BEGIN
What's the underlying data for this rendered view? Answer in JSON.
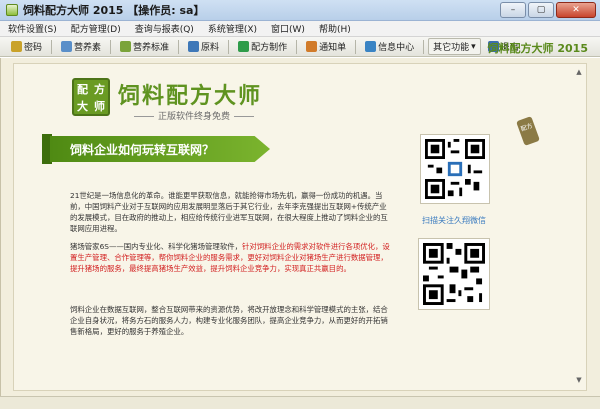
{
  "window": {
    "title": "饲料配方大师 2015 【操作员: sa】",
    "controls": [
      "–",
      "▢",
      "✕"
    ]
  },
  "menu": {
    "items": [
      "软件设置(S)",
      "配方管理(D)",
      "查询与报表(Q)",
      "系统管理(X)",
      "窗口(W)",
      "帮助(H)"
    ]
  },
  "toolbar": {
    "buttons": [
      {
        "label": "密码",
        "icon": "key-icon",
        "color": "#c9a22a"
      },
      {
        "label": "营养素",
        "icon": "nutrient-icon",
        "color": "#5a8fc9"
      },
      {
        "label": "营养标准",
        "icon": "standard-icon",
        "color": "#7aa33a"
      },
      {
        "label": "原料",
        "icon": "material-icon",
        "color": "#3e78b8"
      },
      {
        "label": "配方制作",
        "icon": "formula-icon",
        "color": "#2f9c4a"
      },
      {
        "label": "通知单",
        "icon": "notice-icon",
        "color": "#d17b2a"
      },
      {
        "label": "信息中心",
        "icon": "info-icon",
        "color": "#3a84c4"
      }
    ],
    "dropdown_label": "其它功能",
    "exit_label": "退出",
    "brand": "饲料配方大师 2015"
  },
  "content": {
    "logo_chars": [
      "配",
      "方",
      "大",
      "师"
    ],
    "brand_title": "饲料配方大师",
    "brand_sub": "正版软件终身免费",
    "banner": "饲料企业如何玩转互联网？",
    "paragraphs": {
      "p1": "21世纪是一场信息化的革命。谁能更早获取信息，就能抢得市场先机，赢得一份成功的机遇。当前，中国饲料产业对于互联网的应用发展明显落后于其它行业，去年李克强提出互联网+传统产业的发展模式，目在政府的推动上，相应给传统行业进军互联网，在很大程度上推动了饲料企业的互联网应用进程。",
      "p2_black": "猪场管家6S——国内专业化、科学化猪场管理软件，",
      "p2_red": "针对饲料企业的需求对软件进行各项优化，设置生产管理、合作管理等，帮你饲料企业的服务需求，更好对饲料企业对猪场生产进行数据管理，提升猪场的服务，最终提高猪场生产效益，提升饲料企业竞争力，实现真正共赢目的。",
      "p3": "饲料企业在数据互联网，整合互联网带来的资源优势，将改开放理念和科学管理模式的主张，结合企业自身状况，将务方石的服务人力，构建专业化服务团队，提高企业竞争力，从而更好的开拓销售新格局，更好的服务于养殖企业。"
    },
    "qr_caption": "扫描关注久翔微信",
    "tag_text": "配方"
  },
  "colors": {
    "brand_green": "#5f9320",
    "red_text": "#d21f1f"
  }
}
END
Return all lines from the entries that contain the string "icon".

        "icon": "key-icon",
        "icon": "nutrient-icon",
        "icon": "standard-icon",
        "icon": "material-icon",
        "icon": "formula-icon",
        "icon": "notice-icon",
        "icon": "info-icon",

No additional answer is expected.